Data about app and page elements:

>>>

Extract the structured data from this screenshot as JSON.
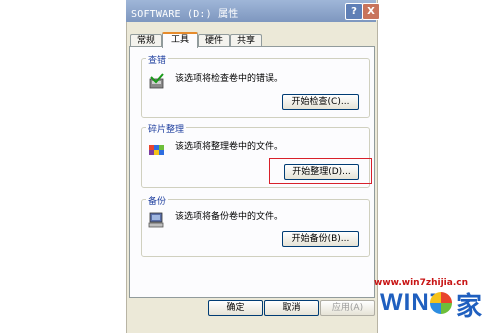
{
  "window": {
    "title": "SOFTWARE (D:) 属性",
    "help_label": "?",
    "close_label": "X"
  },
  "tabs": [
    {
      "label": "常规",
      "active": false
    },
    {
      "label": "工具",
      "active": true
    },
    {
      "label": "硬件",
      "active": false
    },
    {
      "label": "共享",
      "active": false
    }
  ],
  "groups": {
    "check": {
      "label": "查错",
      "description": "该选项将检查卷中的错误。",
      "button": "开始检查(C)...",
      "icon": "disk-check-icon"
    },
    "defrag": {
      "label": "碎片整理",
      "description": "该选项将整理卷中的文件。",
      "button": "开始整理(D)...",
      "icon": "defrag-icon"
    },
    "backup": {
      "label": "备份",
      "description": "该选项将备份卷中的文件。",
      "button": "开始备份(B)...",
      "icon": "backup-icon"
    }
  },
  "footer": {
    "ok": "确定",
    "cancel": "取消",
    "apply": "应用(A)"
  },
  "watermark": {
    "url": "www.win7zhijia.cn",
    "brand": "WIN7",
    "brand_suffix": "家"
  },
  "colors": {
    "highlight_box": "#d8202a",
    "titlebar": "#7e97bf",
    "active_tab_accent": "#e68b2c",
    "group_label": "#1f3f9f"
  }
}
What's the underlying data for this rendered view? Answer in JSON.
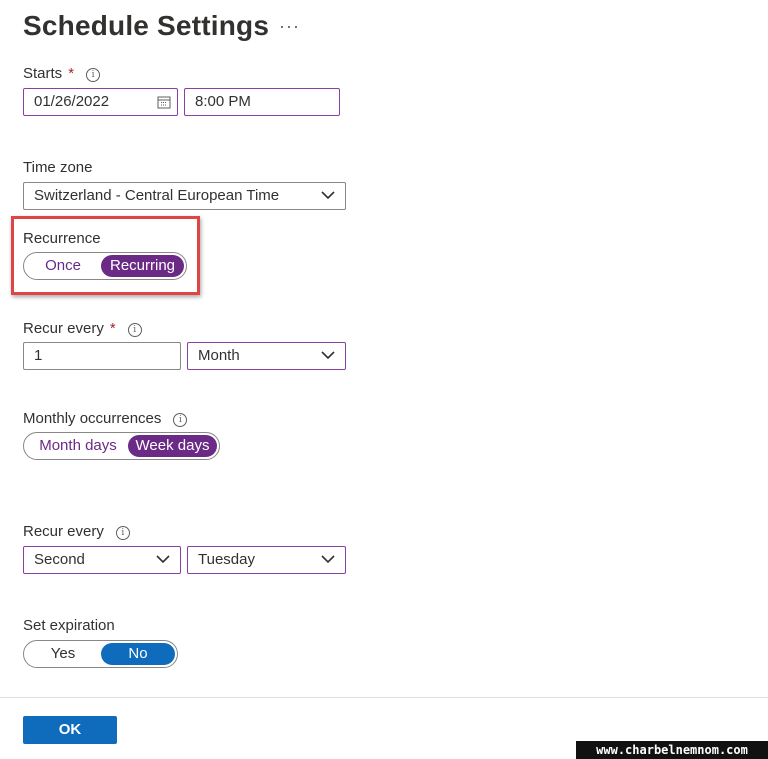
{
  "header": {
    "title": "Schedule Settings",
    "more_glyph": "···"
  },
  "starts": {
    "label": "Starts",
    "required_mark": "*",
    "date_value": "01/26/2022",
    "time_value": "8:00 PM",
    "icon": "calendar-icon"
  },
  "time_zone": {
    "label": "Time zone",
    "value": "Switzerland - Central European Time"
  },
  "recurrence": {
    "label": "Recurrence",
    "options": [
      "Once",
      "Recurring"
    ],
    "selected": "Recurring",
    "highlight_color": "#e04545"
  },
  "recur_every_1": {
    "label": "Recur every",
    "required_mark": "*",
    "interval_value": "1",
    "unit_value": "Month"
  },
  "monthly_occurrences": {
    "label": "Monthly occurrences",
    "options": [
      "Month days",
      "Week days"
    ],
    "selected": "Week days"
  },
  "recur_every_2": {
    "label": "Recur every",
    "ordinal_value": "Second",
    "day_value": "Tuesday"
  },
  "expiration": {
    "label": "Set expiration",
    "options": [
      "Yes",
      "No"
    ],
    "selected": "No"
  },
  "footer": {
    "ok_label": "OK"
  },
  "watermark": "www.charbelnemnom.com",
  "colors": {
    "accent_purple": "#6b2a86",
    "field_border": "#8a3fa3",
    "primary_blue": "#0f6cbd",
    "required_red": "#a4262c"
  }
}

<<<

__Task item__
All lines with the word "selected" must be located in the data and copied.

__Answer to the problem__
    "selected": "Recurring",
    "selected": "Week days"
    "selected": "No"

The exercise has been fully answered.